Worker’s bad behavior hurting others
There will always be office small talk, but some employees don’t know when to zip it up.
Not only do they not get their own jobs done on time, they hurt the productivity of co-workers.
Sharing funny stories about the kids or last night’s game can build a strong culture, but managers are regularly forced to deal with folks who don’t know where to draw the line.
That puts managers in a delicate situation: You know you can’t ignore the chit-chat – as that would just validate the behavior.
Then the problem not only sticks around, but it may even get worse.
Of course, you run the risk of being painted as an ogre when you try to stop the socializing. If not handled right, workers may feel you’re making a mountain out of a molehill, which can hurt morale and productivity.
Manager Gina Bass faced just such a challenge. Helen, one of Gina’s employees, was spending too much time bending the ear of anyone who would listen.
Needs an extension
Gina turned the corner and saw Helen standing next to Dave’s desk.
She’d been there 10 minutes before, and it sounded like she was talking about the same thing: her upcoming vacation.
“Hey Helen, are you going to have that progress report finished for me this afternoon?” Gina asked.
“Oh, yeah, I was going to stop by your desk and see if a one-day extension is OK,” Helen said.
“I really need that report today, or I won’t be prepared for tomorrow’s manager meeting,” Gina replied.
“It’s just that, it was an awful lot of work to get done in the time you gave me,” Helen said.
“I guess you better wrap it up here with Dave and get back to work, then,” Gina said.
Helen rolled her eyes. “Sure thing boss. Whatever you say.”
The big question
The next day, Gina had a few questions for Helen about the report, but she wasn’t at her desk.
When Gina finally found her, just minutes before her meeting was to begin, Helen was carrying on yet another conversation at another co-worker’s desk – this time about her kids.
If you were in Gina’s situation, what approach would you take in dealing with Helen? One of the ideas offered by our readers might provide you with some guidance.
Let her know she’s hurting my performance, too

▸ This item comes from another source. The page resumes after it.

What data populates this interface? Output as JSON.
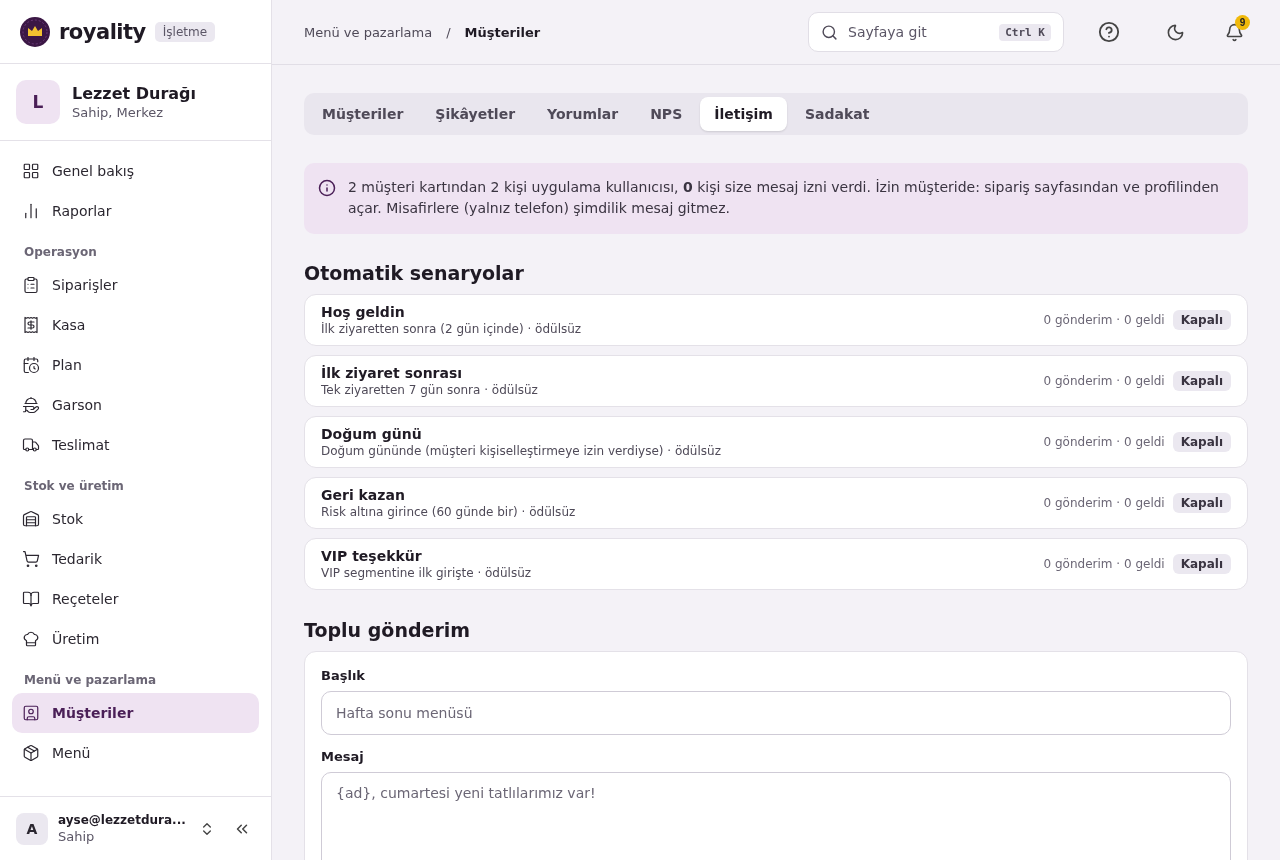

Ours is a high-stress environment so we actually look for people with some of the qualities that Helen has. Chit-chatting between calls helps our people keep the right frame of mind. But if Helen’s behavior is impacting her work – and others’ work – then that’s a problem. I’d call Helen into my office and try to get her to see that she is hurting her own performance by this continued behavior. I’d also make it clear to her that, in this case, she’s hurting my performance, too, by not getting the report in on time. I’d also make sure she understood that if she was going to have trouble delivering the reports on time, she needs to come to me sooner to let me know – not at the last minute. If things didn’t improve after that, I’d let her know that this would be going into her personnel evaluation.
Julie Webber, Manager of Staff Development
National Center for MIssing and Exploited Children, Alexander, VA
Tie everything to meeting standards
I’d try to help Helen see that what she’s doing is affecting her work performance. If she was missing standards and not hurting anyone else, then it wouldn’t be a problem. I’d keep the whole conversation about meeting standards. I’d outline the areas where she is not getting the things completed as she should and then help her come up with solutions for getting these things done. I’d help her see that her problems are connected to her behavior.
Dawn Eastman, HR manager
Express Pipe & Supply Co., Culver City, CA